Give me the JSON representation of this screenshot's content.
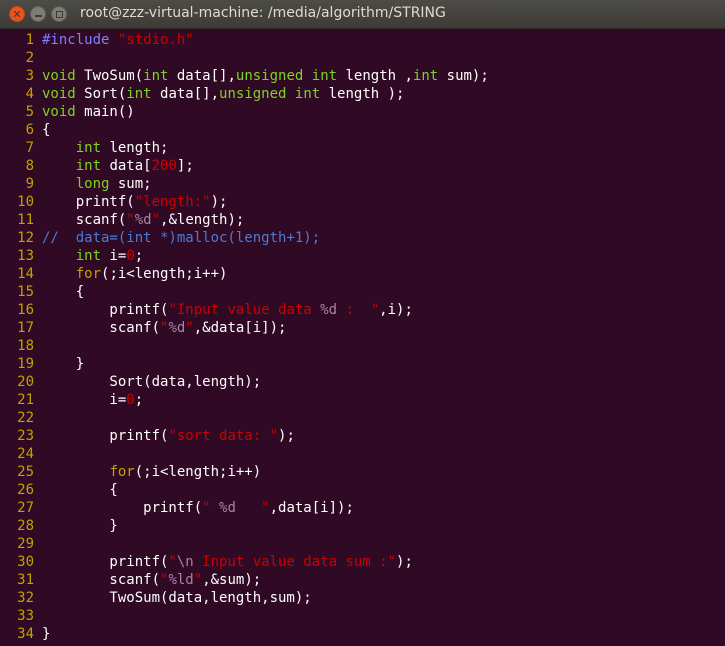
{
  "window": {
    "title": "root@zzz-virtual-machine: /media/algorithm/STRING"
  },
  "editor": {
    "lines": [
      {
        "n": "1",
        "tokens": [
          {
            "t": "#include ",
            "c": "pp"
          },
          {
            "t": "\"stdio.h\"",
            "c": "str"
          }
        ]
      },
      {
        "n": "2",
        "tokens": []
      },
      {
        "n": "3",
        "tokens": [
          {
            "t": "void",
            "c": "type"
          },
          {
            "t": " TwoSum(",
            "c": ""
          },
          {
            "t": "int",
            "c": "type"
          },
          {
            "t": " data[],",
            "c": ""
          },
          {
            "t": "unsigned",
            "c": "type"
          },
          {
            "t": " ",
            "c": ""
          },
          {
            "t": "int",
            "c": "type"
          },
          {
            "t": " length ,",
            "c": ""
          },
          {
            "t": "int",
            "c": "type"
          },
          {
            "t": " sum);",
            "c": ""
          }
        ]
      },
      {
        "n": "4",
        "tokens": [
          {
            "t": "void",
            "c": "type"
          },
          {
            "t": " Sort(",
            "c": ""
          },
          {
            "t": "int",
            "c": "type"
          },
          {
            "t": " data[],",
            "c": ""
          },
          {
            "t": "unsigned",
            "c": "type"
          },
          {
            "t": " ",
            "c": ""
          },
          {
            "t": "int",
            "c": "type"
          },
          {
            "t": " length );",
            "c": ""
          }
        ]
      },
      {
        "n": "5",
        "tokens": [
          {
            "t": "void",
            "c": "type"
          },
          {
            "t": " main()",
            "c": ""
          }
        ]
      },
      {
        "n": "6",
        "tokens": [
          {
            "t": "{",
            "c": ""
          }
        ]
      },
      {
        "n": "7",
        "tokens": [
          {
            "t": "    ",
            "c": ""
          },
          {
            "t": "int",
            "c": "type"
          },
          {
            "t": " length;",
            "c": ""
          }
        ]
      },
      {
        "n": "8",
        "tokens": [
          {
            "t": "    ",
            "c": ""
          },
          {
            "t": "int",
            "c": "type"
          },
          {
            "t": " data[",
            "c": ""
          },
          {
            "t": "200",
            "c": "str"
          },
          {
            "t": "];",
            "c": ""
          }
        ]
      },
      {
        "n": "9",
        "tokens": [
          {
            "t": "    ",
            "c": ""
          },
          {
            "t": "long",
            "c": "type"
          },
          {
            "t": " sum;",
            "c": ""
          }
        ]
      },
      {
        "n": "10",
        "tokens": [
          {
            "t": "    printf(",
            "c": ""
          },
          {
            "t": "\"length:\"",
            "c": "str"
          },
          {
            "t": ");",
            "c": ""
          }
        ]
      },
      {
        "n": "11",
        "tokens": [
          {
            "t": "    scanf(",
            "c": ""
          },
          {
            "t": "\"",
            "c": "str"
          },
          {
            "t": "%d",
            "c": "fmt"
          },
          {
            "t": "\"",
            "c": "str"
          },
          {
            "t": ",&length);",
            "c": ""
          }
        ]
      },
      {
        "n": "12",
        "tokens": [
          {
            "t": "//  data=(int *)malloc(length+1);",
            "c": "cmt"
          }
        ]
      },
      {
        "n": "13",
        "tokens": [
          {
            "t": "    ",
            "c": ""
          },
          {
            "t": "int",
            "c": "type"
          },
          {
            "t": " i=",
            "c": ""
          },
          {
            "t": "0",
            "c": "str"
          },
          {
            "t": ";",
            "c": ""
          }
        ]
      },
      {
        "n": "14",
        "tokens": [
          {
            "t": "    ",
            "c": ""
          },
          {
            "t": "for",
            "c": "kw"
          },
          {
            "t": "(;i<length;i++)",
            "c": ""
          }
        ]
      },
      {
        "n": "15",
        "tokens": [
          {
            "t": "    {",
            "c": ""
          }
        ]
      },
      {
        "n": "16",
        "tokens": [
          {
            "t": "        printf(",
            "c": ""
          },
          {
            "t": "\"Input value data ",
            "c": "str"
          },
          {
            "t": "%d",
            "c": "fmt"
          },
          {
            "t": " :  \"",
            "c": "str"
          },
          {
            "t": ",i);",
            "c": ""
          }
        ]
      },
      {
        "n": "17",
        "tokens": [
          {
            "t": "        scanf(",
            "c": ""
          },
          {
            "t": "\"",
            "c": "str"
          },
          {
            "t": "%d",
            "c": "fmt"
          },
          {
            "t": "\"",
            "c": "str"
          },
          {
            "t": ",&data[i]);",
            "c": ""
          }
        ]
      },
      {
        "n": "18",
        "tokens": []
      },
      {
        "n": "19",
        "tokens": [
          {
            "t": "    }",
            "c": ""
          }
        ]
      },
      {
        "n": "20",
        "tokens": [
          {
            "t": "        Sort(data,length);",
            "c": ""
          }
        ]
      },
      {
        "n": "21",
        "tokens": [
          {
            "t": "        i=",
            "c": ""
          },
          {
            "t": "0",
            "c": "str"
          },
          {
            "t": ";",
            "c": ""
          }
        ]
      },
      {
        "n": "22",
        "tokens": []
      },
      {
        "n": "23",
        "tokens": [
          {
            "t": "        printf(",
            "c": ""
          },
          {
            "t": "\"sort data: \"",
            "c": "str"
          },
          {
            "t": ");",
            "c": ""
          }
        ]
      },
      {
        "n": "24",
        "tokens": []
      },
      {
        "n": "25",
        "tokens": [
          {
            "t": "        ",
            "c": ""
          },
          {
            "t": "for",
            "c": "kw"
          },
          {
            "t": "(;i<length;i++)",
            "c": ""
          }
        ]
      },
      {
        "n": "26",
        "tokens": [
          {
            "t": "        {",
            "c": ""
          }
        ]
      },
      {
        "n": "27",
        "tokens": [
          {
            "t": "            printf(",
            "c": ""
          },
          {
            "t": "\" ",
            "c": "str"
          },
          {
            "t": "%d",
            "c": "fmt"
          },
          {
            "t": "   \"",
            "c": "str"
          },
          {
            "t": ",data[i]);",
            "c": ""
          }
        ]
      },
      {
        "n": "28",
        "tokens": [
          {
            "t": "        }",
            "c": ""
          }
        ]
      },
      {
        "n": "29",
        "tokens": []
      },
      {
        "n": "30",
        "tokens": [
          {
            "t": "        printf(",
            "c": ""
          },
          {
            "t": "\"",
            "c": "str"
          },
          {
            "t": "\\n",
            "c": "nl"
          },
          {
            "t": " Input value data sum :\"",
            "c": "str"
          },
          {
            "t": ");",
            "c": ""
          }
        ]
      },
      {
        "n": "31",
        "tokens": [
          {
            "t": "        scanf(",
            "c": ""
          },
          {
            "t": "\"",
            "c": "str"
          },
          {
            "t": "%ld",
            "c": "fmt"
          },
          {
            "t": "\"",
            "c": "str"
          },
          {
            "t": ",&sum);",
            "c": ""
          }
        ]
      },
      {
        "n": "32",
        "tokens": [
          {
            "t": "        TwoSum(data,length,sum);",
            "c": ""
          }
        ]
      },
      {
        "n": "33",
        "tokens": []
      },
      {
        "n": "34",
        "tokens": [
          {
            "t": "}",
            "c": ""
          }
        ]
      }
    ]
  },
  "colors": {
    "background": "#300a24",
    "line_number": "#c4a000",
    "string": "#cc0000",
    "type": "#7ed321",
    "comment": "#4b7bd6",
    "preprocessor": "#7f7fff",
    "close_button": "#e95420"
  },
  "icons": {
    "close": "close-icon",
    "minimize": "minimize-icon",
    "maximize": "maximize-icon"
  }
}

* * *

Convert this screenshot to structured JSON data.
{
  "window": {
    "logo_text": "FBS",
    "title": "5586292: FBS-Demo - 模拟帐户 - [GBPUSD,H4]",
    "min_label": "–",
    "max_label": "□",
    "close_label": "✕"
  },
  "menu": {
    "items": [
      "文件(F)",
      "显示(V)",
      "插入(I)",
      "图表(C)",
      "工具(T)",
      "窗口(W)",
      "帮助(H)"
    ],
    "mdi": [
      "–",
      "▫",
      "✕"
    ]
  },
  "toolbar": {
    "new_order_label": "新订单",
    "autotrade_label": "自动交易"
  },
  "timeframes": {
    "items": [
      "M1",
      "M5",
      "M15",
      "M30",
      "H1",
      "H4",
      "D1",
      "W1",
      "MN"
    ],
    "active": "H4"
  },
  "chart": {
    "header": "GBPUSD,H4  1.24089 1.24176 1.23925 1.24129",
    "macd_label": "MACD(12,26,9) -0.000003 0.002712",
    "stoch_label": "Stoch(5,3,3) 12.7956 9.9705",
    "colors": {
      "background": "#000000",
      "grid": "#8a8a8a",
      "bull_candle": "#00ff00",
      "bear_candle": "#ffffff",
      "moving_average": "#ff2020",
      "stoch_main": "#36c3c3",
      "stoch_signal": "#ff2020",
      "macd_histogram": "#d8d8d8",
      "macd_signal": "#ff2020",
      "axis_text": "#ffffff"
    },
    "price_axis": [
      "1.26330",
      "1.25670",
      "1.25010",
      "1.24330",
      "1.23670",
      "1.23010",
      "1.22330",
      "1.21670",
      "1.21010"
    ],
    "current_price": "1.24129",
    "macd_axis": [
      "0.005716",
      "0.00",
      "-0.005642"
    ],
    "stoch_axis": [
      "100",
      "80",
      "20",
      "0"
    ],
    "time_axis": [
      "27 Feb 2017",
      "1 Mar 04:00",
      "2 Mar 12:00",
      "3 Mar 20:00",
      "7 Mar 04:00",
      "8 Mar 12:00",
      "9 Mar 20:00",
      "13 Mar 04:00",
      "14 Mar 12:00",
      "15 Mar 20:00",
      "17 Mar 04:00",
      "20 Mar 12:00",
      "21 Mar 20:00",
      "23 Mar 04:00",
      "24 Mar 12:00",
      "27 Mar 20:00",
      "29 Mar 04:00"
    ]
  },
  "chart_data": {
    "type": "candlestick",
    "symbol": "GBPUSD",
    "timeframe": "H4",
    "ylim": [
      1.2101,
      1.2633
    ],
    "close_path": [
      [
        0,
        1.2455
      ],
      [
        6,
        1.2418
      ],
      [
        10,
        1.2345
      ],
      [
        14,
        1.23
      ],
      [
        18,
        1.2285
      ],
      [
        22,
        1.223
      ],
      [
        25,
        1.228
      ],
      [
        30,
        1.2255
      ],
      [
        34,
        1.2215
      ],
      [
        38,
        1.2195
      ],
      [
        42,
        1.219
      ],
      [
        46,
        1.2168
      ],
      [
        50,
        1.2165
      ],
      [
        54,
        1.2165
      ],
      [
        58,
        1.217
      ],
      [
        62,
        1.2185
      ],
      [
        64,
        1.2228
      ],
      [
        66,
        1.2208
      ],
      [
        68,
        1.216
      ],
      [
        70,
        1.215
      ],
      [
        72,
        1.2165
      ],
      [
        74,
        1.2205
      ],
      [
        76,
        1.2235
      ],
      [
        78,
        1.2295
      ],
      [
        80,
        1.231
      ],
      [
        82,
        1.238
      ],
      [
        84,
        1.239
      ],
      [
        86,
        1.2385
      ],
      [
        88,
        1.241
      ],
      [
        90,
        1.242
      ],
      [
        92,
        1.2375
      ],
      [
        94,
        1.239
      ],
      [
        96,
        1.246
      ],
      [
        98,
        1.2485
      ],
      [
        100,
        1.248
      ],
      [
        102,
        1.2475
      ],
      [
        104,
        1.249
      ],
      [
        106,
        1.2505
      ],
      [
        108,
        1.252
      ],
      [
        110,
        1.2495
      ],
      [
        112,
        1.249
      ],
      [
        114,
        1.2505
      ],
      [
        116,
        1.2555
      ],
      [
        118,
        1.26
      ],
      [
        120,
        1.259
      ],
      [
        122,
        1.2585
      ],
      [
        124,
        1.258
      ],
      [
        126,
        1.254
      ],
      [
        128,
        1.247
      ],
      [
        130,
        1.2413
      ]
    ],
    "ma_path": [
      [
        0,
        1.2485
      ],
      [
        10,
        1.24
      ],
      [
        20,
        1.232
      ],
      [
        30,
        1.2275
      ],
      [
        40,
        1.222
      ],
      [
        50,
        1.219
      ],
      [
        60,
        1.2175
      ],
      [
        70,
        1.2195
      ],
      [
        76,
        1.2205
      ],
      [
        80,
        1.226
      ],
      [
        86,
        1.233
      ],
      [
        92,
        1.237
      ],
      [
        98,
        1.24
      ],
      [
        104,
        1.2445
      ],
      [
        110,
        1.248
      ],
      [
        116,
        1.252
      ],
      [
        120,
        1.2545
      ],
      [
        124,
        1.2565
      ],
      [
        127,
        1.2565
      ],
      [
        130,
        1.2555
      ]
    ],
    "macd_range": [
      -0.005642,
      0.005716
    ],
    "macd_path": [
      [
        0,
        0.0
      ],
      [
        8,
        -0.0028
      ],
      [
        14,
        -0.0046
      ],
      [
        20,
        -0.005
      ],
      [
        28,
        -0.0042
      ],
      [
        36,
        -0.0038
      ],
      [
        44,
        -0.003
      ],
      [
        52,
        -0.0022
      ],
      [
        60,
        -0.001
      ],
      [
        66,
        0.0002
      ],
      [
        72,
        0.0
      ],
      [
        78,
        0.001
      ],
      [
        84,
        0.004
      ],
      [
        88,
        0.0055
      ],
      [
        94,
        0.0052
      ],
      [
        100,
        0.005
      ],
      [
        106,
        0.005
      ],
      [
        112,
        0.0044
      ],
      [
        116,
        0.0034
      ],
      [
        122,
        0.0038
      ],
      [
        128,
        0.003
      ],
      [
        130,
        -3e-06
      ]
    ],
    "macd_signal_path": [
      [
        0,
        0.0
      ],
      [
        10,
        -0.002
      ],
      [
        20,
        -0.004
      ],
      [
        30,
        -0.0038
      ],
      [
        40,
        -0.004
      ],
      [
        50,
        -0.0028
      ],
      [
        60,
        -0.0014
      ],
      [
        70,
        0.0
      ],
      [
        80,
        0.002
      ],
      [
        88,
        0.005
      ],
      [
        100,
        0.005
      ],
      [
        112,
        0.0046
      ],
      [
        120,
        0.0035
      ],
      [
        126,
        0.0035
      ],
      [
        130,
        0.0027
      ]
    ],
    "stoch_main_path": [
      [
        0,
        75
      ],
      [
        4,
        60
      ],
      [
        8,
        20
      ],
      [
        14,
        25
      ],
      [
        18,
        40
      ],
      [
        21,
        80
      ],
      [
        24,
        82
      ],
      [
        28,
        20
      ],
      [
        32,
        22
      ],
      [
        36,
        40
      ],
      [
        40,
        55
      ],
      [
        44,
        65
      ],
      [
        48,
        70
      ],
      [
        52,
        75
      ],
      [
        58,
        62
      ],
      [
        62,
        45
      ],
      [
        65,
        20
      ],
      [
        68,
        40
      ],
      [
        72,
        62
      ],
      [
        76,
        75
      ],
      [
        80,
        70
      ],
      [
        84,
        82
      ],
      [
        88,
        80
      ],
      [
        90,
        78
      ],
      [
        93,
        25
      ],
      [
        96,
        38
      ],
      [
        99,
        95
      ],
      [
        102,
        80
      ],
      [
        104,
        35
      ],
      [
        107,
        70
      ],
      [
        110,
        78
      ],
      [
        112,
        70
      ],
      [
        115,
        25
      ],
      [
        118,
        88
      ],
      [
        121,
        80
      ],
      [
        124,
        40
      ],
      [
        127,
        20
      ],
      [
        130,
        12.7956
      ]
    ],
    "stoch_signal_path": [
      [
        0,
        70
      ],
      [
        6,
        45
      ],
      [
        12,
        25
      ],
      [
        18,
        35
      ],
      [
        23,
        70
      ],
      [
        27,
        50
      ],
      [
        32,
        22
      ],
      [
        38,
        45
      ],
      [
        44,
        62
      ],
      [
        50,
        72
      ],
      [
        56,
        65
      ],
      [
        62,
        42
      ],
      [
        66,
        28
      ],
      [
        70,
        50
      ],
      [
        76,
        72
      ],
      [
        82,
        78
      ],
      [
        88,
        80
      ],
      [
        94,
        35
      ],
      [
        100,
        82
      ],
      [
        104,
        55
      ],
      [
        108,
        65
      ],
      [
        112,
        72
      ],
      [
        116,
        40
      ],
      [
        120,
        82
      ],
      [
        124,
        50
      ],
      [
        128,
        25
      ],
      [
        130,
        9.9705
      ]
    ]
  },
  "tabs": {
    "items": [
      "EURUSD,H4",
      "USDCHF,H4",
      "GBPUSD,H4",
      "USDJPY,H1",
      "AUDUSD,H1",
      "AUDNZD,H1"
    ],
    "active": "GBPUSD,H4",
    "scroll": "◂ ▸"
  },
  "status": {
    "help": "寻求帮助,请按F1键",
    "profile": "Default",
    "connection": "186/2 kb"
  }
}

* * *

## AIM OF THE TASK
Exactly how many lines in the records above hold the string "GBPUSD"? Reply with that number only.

## ANSWER TO THE PROBLEM
5